__What to produce__.
Restate the data below word for word, omitting pictures.

(Dataset rows describing interfaces)
**********
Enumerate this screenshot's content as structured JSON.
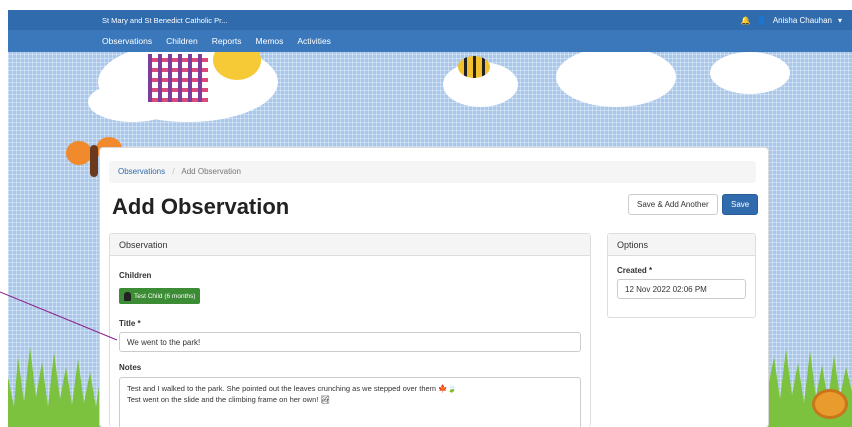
{
  "nav": {
    "school_name": "St Mary and St Benedict Catholic Pr...",
    "user_name": "Anisha Chauhan",
    "menu": [
      "Observations",
      "Children",
      "Reports",
      "Memos",
      "Activities"
    ]
  },
  "breadcrumb": {
    "parent": "Observations",
    "separator": "/",
    "current": "Add Observation"
  },
  "page": {
    "title": "Add Observation"
  },
  "actions": {
    "save_add_another": "Save & Add Another",
    "save": "Save"
  },
  "observation": {
    "heading": "Observation",
    "children_label": "Children",
    "child_chip": "Test Child (6 months)",
    "title_label": "Title *",
    "title_value": "We went to the park!",
    "notes_label": "Notes",
    "notes_line1": "Test and I walked to the park. She pointed out the leaves crunching as we stepped over them 🍁🍃",
    "notes_line2": "Test went on the slide and the climbing frame on her own! 🏞"
  },
  "options": {
    "heading": "Options",
    "created_label": "Created *",
    "created_value": "12 Nov 2022 02:06 PM"
  },
  "colors": {
    "nav": "#2f6bad",
    "chip": "#3c8b35",
    "primary": "#2f6bad"
  },
  "icons": [
    "bell-icon",
    "user-icon",
    "caret-down-icon",
    "child-avatar-icon"
  ]
}
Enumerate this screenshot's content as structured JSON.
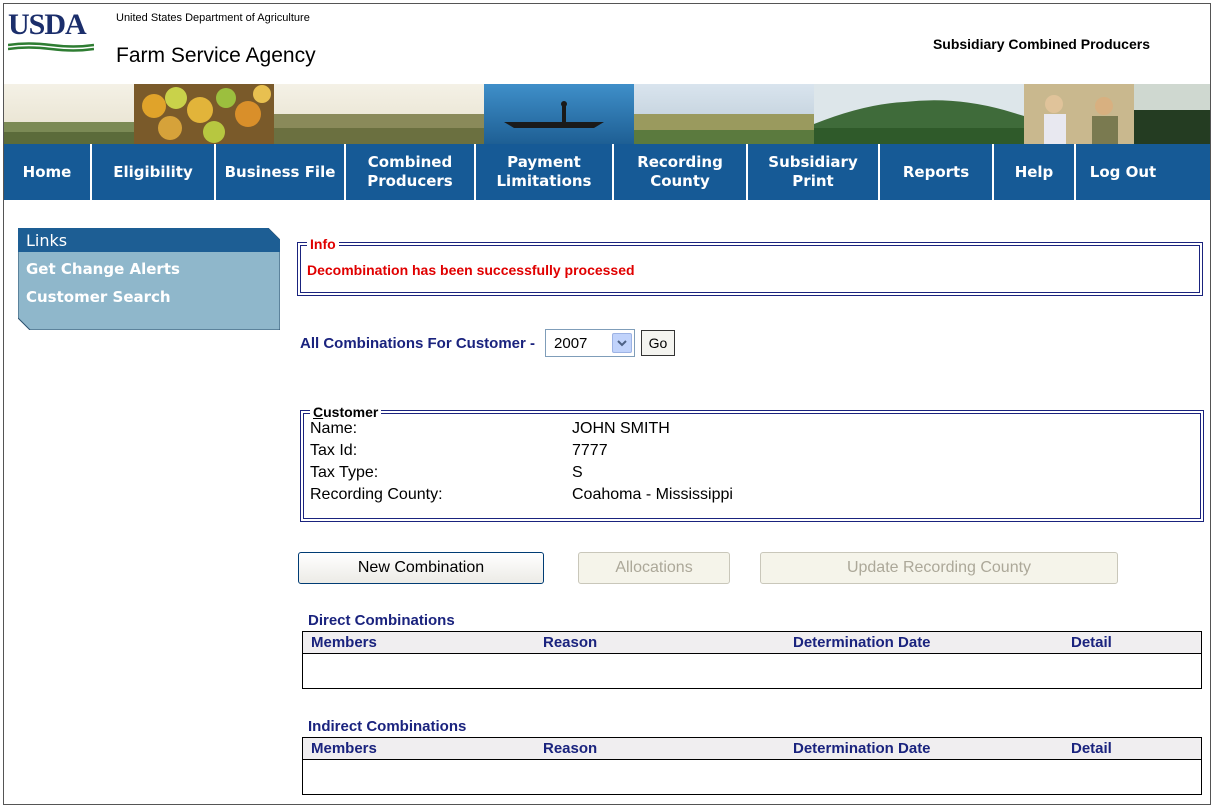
{
  "header": {
    "logo_text": "USDA",
    "department": "United States Department of Agriculture",
    "agency": "Farm Service Agency",
    "app_title": "Subsidiary Combined Producers"
  },
  "nav": [
    {
      "label": "Home"
    },
    {
      "label": "Eligibility"
    },
    {
      "label": "Business File"
    },
    {
      "label": "Combined Producers"
    },
    {
      "label": "Payment Limitations"
    },
    {
      "label": "Recording County"
    },
    {
      "label": "Subsidiary Print"
    },
    {
      "label": "Reports"
    },
    {
      "label": "Help"
    },
    {
      "label": "Log Out"
    }
  ],
  "sidebar": {
    "title": "Links",
    "items": [
      {
        "label": "Get Change Alerts"
      },
      {
        "label": "Customer Search"
      }
    ]
  },
  "info": {
    "legend": "Info",
    "message": "Decombination has been successfully processed"
  },
  "combinations": {
    "label": "All Combinations For Customer -",
    "year": "2007",
    "go_label": "Go"
  },
  "customer": {
    "legend_first": "C",
    "legend_rest": "ustomer",
    "fields": [
      {
        "label": "Name:",
        "value": "JOHN SMITH"
      },
      {
        "label": "Tax Id:",
        "value": "7777"
      },
      {
        "label": "Tax Type:",
        "value": "S"
      },
      {
        "label": "Recording County:",
        "value": "Coahoma - Mississippi"
      }
    ]
  },
  "actions": {
    "new_combination": "New Combination",
    "allocations": "Allocations",
    "update_recording_county": "Update Recording County"
  },
  "direct": {
    "title": "Direct Combinations",
    "columns": [
      "Members",
      "Reason",
      "Determination Date",
      "Detail"
    ]
  },
  "indirect": {
    "title": "Indirect Combinations",
    "columns": [
      "Members",
      "Reason",
      "Determination Date",
      "Detail"
    ]
  },
  "colors": {
    "nav_bg": "#165a96",
    "sidebar_bg": "#8fb7cb",
    "sidebar_title_bg": "#1d5e94",
    "info_text": "#e00000",
    "heading_text": "#1a237e"
  }
}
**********
__Written answer__.
Enumerate this screenshot's content as structured JSON.
{
  "nav": {
    "school_name": "St Mary and St Benedict Catholic Pr...",
    "user_name": "Anisha Chauhan",
    "menu": [
      "Observations",
      "Children",
      "Reports",
      "Memos",
      "Activities"
    ]
  },
  "breadcrumb": {
    "parent": "Observations",
    "separator": "/",
    "current": "Add Observation"
  },
  "page": {
    "title": "Add Observation"
  },
  "actions": {
    "save_add_another": "Save & Add Another",
    "save": "Save"
  },
  "observation": {
    "heading": "Observation",
    "children_label": "Children",
    "child_chip": "Test Child (6 months)",
    "title_label": "Title *",
    "title_value": "We went to the park!",
    "notes_label": "Notes",
    "notes_line1": "Test and I walked to the park. She pointed out the leaves crunching as we stepped over them 🍁🍃",
    "notes_line2": "Test went on the slide and the climbing frame on her own! 🏞"
  },
  "options": {
    "heading": "Options",
    "created_label": "Created *",
    "created_value": "12 Nov 2022 02:06 PM"
  },
  "colors": {
    "nav": "#2f6bad",
    "chip": "#3c8b35",
    "primary": "#2f6bad"
  },
  "icons": [
    "bell-icon",
    "user-icon",
    "caret-down-icon",
    "child-avatar-icon"
  ]
}
Enumerate this screenshot's content as structured JSON.
{
  "header": {
    "logo_text": "USDA",
    "department": "United States Department of Agriculture",
    "agency": "Farm Service Agency",
    "app_title": "Subsidiary Combined Producers"
  },
  "nav": [
    {
      "label": "Home"
    },
    {
      "label": "Eligibility"
    },
    {
      "label": "Business File"
    },
    {
      "label": "Combined Producers"
    },
    {
      "label": "Payment Limitations"
    },
    {
      "label": "Recording County"
    },
    {
      "label": "Subsidiary Print"
    },
    {
      "label": "Reports"
    },
    {
      "label": "Help"
    },
    {
      "label": "Log Out"
    }
  ],
  "sidebar": {
    "title": "Links",
    "items": [
      {
        "label": "Get Change Alerts"
      },
      {
        "label": "Customer Search"
      }
    ]
  },
  "info": {
    "legend": "Info",
    "message": "Decombination has been successfully processed"
  },
  "combinations": {
    "label": "All Combinations For Customer -",
    "year": "2007",
    "go_label": "Go"
  },
  "customer": {
    "legend_first": "C",
    "legend_rest": "ustomer",
    "fields": [
      {
        "label": "Name:",
        "value": "JOHN SMITH"
      },
      {
        "label": "Tax Id:",
        "value": "7777"
      },
      {
        "label": "Tax Type:",
        "value": "S"
      },
      {
        "label": "Recording County:",
        "value": "Coahoma - Mississippi"
      }
    ]
  },
  "actions": {
    "new_combination": "New Combination",
    "allocations": "Allocations",
    "update_recording_county": "Update Recording County"
  },
  "direct": {
    "title": "Direct Combinations",
    "columns": [
      "Members",
      "Reason",
      "Determination Date",
      "Detail"
    ]
  },
  "indirect": {
    "title": "Indirect Combinations",
    "columns": [
      "Members",
      "Reason",
      "Determination Date",
      "Detail"
    ]
  },
  "colors": {
    "nav_bg": "#165a96",
    "sidebar_bg": "#8fb7cb",
    "sidebar_title_bg": "#1d5e94",
    "info_text": "#e00000",
    "heading_text": "#1a237e"
  }
}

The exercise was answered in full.